"The sight of a feather in a peacock's tail, whenever I gaze at it, makes me sick".
The peacock troubled Darwin because his theory suggested it should have evolved a shorter tail that made fleeing from predators easier.
The peacock wasn't the only troublesome example. The male bowerbird spends thousands of hours building extravagant nests. Again, a seeming contradiction to survival of the fittest. Surely, birds that spent less time nest-building would have a better chance of finding the food necessary to survive?
Darwin's conundrum was answered in 1975 by Amotz Zahavi, a biologist at Tel Aviv University, who developed the theory of costly signalling. According to Zahavi costly signals are harder to fake and are therefore, more believable.
The ability to survive despite a cumbersome tail or hours spent nest-building conveys genuine genetic fitness to potential mates. Less fit specimens don't have the time available to build a palatial nest or the agility to avoid predators when handicapped with a long tail.
The advertising application
A similar effect occurs in advertising. John Kay, an economist at Oxford University, suggests that advertising works not because of the explicit messages, but because it's a costly signal. Advertising known to be expensive signals the volume of the resources available to the advertiser. As Kay says in his landmark paper:
"The advertiser has either persuaded lots or people to buy his product already, a good sign, or has persuaded someone to lend him lots of money to finance the campaign"
Just as in the natural world, advertising works, not despite its perception of costliness, but because of it.
Kay further states that since advertising tends to recoup its costs in the long term only a company with substantial commitment to their brand would invest significant sums of money in advertising. A poor quality brand can advertise to generate trial but no amount of spend can deliver repeat purchase to disgruntled customers.
In his words, advertising, therefore, acts as a screening mechanism that:

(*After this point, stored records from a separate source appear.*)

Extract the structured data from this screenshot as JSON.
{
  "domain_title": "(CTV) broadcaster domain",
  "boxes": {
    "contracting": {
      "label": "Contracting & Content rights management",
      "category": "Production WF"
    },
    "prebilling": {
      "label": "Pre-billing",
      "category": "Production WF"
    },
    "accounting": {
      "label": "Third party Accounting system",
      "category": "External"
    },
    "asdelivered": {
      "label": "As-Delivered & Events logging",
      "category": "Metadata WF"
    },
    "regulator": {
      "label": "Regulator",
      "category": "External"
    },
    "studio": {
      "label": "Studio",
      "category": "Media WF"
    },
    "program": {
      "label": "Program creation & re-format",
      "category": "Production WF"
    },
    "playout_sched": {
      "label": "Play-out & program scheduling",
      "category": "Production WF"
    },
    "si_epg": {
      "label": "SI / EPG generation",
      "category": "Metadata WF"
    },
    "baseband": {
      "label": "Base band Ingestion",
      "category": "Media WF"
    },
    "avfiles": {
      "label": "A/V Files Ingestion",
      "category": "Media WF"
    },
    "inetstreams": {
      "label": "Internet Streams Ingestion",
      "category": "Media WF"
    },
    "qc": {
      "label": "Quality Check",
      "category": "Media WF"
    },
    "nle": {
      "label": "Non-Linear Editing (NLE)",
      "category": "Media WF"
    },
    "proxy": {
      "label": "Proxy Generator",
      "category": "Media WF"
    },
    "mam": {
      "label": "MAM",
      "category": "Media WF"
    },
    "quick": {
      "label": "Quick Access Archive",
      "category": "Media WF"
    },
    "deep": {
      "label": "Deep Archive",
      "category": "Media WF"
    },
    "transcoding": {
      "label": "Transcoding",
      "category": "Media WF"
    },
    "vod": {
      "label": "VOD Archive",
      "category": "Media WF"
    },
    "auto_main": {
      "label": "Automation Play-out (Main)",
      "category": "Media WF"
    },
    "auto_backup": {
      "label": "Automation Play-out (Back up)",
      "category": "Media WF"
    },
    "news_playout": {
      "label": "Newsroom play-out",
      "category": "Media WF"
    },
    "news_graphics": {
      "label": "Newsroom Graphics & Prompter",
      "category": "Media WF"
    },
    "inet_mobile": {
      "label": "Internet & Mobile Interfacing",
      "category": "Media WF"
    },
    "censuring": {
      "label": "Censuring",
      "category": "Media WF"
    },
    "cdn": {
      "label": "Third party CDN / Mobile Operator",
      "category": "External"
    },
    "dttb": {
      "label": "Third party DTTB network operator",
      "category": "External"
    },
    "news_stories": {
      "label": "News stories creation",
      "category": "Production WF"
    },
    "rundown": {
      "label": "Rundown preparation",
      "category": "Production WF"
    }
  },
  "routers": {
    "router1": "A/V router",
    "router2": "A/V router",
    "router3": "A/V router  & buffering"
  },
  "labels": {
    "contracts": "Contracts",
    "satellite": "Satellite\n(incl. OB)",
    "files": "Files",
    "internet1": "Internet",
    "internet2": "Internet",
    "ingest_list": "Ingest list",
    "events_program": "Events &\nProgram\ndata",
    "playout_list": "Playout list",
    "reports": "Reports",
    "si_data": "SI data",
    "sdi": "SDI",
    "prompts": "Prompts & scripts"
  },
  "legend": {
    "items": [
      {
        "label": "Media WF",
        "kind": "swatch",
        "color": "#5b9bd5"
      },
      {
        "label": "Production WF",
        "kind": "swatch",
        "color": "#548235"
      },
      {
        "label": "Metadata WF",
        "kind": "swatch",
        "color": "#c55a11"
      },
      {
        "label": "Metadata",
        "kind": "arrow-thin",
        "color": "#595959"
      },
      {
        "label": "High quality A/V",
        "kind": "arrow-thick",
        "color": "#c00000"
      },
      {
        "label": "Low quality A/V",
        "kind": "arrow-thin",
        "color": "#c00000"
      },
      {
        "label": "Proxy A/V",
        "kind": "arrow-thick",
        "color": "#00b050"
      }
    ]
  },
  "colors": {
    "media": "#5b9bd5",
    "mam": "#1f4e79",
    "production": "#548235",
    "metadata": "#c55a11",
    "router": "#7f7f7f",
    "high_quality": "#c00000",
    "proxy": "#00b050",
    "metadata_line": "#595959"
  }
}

"convincingly signals the quality of a product by displaying the producer's sincere faith in his own output, reflected by the money spent promoting it."
This theory neatly explains why famous sponsorships are effective. They demonstrate a costly and, therefore, honest belief in the strength of the advertised product.
Of course, this theory relies on an awareness of the price of sponsorships. Is this the case? Our research suggests consumers are well aware how costly sports sponsorship can be. We surveyed 333 nationally representative consumers about the cost of the Real Madrid shirt sponsorship. Of those who gave a figure 89% thought it cost more than £30 million per year, the rough cost.
How can brands capitalise on these findings?
Brands must recognise that much of advertising's impact comes from implicit communication. There is a role, even in the era of procurement, for bold brand statements. The occasional extravagance displays a confidence that mere ad claims cannot emulate.